= DATA TO PROCESS =
▼

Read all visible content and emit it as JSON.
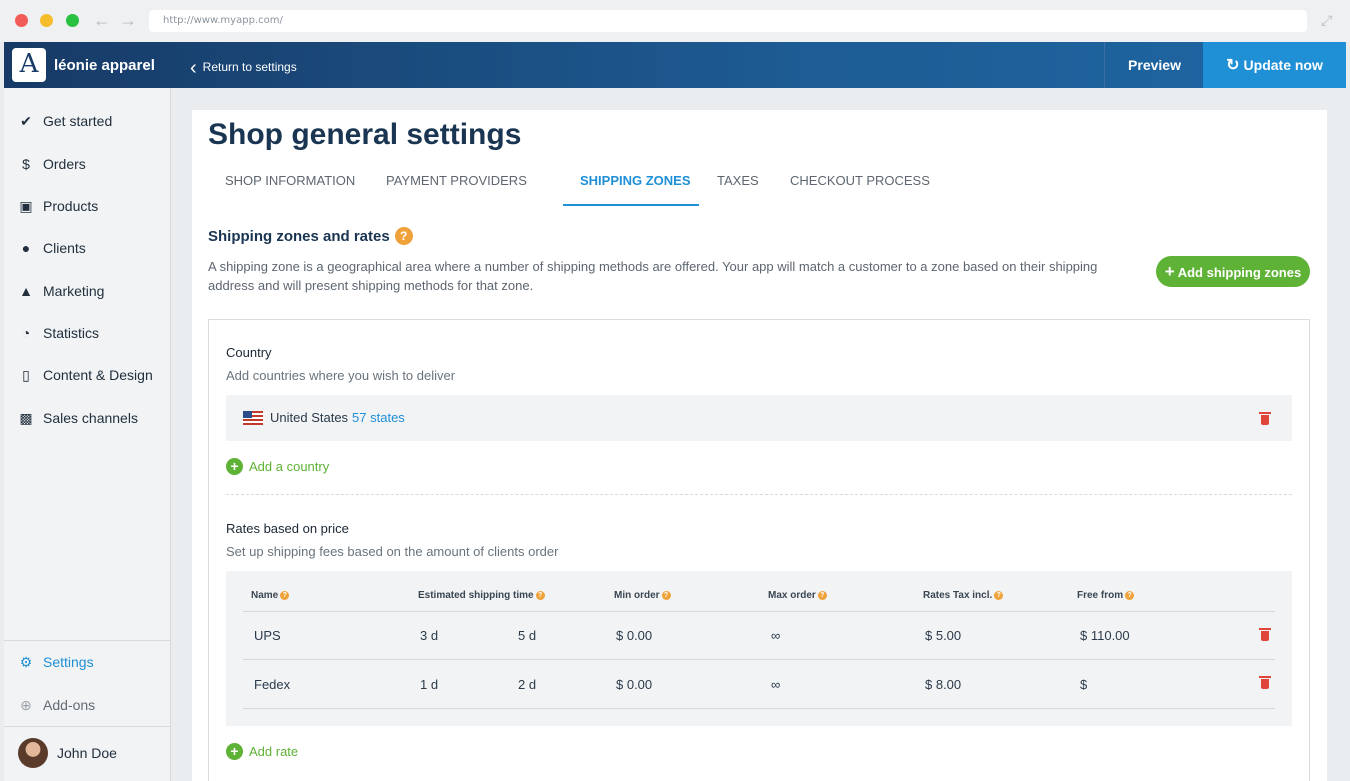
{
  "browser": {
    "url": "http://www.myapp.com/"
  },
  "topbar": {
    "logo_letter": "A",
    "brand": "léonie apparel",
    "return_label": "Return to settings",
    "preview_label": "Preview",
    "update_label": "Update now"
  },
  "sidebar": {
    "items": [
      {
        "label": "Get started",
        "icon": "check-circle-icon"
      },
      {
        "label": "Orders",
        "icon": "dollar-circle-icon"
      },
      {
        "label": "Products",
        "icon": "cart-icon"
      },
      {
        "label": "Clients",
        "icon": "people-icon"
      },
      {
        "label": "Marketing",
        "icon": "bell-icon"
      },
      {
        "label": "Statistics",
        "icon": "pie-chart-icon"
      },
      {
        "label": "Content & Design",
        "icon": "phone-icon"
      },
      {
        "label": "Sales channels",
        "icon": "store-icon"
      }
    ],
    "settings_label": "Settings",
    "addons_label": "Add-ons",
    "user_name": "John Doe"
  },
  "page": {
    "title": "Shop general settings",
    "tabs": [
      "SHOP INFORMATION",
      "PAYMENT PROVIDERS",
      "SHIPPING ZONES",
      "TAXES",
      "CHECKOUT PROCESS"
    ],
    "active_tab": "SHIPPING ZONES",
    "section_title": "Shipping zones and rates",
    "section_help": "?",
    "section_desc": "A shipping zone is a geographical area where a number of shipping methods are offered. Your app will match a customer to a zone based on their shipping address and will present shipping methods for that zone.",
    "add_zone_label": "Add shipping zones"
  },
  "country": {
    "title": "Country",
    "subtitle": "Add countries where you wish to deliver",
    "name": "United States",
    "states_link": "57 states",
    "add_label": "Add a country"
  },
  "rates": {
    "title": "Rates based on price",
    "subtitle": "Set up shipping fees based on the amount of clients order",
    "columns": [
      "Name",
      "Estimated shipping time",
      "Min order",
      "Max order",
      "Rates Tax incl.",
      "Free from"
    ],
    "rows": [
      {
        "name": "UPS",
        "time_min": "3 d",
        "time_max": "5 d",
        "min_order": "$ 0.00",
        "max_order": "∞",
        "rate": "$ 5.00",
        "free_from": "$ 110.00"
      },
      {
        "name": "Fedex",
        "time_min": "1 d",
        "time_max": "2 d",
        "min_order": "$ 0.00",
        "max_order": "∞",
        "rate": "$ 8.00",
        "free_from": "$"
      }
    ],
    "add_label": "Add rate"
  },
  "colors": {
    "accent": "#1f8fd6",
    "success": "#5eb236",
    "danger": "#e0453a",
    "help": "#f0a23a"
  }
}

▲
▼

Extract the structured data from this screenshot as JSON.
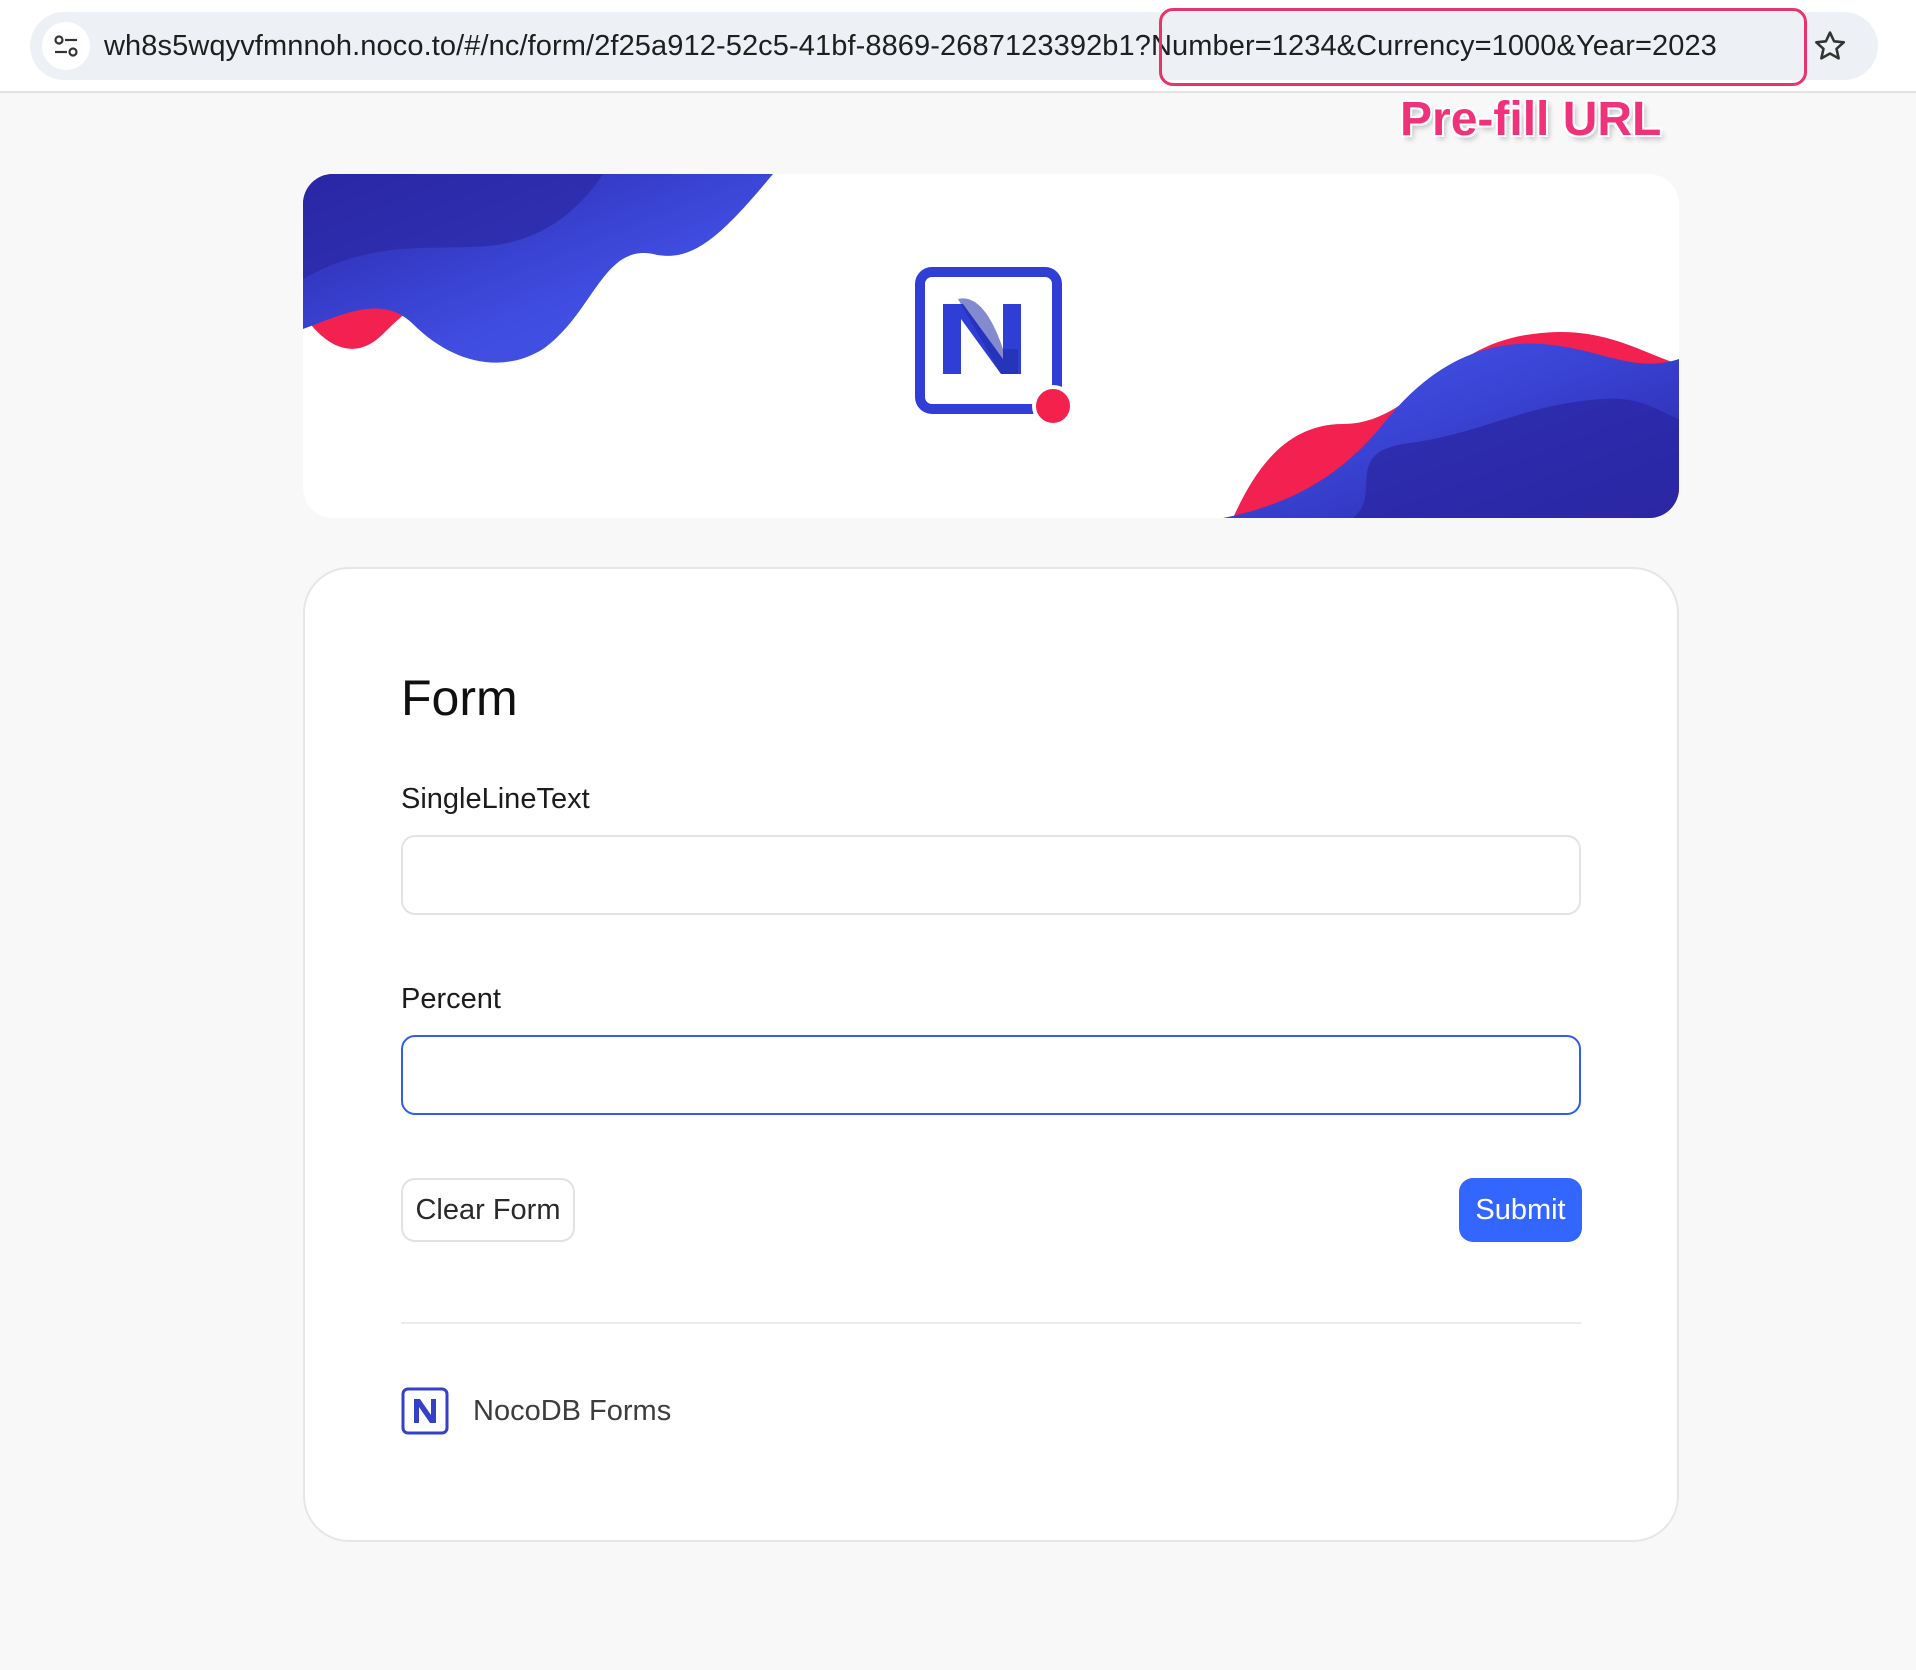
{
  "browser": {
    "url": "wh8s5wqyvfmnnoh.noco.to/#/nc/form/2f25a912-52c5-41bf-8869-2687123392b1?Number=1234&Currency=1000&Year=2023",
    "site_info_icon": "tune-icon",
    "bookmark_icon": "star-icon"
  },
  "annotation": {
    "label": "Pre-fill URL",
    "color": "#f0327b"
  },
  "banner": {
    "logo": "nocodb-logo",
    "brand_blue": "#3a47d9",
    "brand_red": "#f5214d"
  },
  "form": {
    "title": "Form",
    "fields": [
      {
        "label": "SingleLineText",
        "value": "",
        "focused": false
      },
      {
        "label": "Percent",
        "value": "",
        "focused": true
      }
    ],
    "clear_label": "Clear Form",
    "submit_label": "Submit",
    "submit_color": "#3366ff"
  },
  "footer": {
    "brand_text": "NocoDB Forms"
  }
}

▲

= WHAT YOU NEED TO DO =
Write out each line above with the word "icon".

= EXPECTED OUTPUT =
        "icon": "check-circle-icon"
        "icon": "dollar-circle-icon"
        "icon": "cart-icon"
        "icon": "people-icon"
        "icon": "bell-icon"
        "icon": "pie-chart-icon"
        "icon": "phone-icon"
        "icon": "store-icon"
    "site_info_icon": "tune-icon",
    "bookmark_icon": "star-icon"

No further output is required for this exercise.